* **Exercise objective**:
Could you give the data that follows again exactly, without its pictures?

* **Provided data**:
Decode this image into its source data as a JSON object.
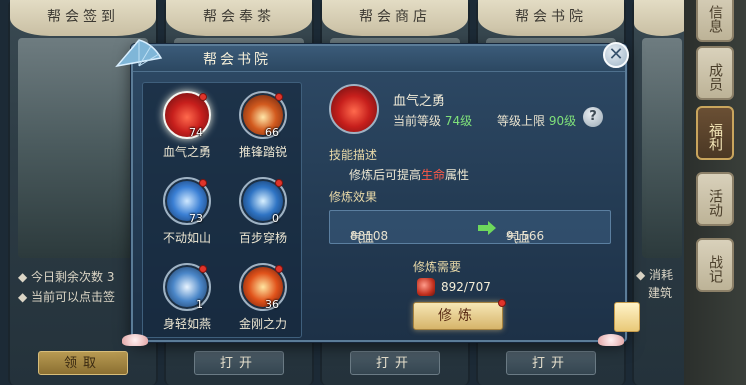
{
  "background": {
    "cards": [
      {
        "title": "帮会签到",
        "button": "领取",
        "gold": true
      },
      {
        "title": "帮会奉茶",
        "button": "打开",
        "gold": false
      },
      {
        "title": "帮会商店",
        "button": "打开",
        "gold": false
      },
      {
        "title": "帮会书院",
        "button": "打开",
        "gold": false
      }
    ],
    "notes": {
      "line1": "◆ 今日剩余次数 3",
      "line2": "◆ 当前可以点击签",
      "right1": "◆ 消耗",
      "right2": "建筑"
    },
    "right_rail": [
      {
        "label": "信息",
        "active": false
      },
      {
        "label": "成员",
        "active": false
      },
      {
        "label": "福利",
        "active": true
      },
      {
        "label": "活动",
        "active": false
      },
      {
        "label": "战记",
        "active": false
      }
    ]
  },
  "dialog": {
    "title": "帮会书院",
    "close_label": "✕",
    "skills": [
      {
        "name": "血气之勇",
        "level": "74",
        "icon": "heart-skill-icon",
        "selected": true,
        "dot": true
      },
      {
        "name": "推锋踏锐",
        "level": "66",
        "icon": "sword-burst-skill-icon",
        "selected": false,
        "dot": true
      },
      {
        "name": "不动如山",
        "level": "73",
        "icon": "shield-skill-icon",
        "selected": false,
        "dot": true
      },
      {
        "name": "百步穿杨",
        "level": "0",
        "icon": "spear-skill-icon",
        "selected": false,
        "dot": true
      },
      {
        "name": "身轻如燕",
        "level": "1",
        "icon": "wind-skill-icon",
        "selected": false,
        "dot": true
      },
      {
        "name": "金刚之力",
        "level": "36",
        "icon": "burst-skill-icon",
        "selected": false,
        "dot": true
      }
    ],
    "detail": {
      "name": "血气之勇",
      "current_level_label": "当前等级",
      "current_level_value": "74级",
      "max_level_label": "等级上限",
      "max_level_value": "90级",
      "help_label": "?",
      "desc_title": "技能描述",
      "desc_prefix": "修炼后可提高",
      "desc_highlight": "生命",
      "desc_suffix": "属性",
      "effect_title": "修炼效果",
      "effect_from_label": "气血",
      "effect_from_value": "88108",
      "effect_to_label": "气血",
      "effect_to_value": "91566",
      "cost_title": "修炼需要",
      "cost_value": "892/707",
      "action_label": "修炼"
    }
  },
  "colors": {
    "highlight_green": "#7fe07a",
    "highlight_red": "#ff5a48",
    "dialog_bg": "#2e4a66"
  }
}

* **The completed task**:
Decode this image into its source data as a JSON object.
{
  "background": {
    "cards": [
      {
        "title": "帮会签到",
        "button": "领取",
        "gold": true
      },
      {
        "title": "帮会奉茶",
        "button": "打开",
        "gold": false
      },
      {
        "title": "帮会商店",
        "button": "打开",
        "gold": false
      },
      {
        "title": "帮会书院",
        "button": "打开",
        "gold": false
      }
    ],
    "notes": {
      "line1": "◆ 今日剩余次数 3",
      "line2": "◆ 当前可以点击签",
      "right1": "◆ 消耗",
      "right2": "建筑"
    },
    "right_rail": [
      {
        "label": "信息",
        "active": false
      },
      {
        "label": "成员",
        "active": false
      },
      {
        "label": "福利",
        "active": true
      },
      {
        "label": "活动",
        "active": false
      },
      {
        "label": "战记",
        "active": false
      }
    ]
  },
  "dialog": {
    "title": "帮会书院",
    "close_label": "✕",
    "skills": [
      {
        "name": "血气之勇",
        "level": "74",
        "icon": "heart-skill-icon",
        "selected": true,
        "dot": true
      },
      {
        "name": "推锋踏锐",
        "level": "66",
        "icon": "sword-burst-skill-icon",
        "selected": false,
        "dot": true
      },
      {
        "name": "不动如山",
        "level": "73",
        "icon": "shield-skill-icon",
        "selected": false,
        "dot": true
      },
      {
        "name": "百步穿杨",
        "level": "0",
        "icon": "spear-skill-icon",
        "selected": false,
        "dot": true
      },
      {
        "name": "身轻如燕",
        "level": "1",
        "icon": "wind-skill-icon",
        "selected": false,
        "dot": true
      },
      {
        "name": "金刚之力",
        "level": "36",
        "icon": "burst-skill-icon",
        "selected": false,
        "dot": true
      }
    ],
    "detail": {
      "name": "血气之勇",
      "current_level_label": "当前等级",
      "current_level_value": "74级",
      "max_level_label": "等级上限",
      "max_level_value": "90级",
      "help_label": "?",
      "desc_title": "技能描述",
      "desc_prefix": "修炼后可提高",
      "desc_highlight": "生命",
      "desc_suffix": "属性",
      "effect_title": "修炼效果",
      "effect_from_label": "气血",
      "effect_from_value": "88108",
      "effect_to_label": "气血",
      "effect_to_value": "91566",
      "cost_title": "修炼需要",
      "cost_value": "892/707",
      "action_label": "修炼"
    }
  },
  "colors": {
    "highlight_green": "#7fe07a",
    "highlight_red": "#ff5a48",
    "dialog_bg": "#2e4a66"
  }
}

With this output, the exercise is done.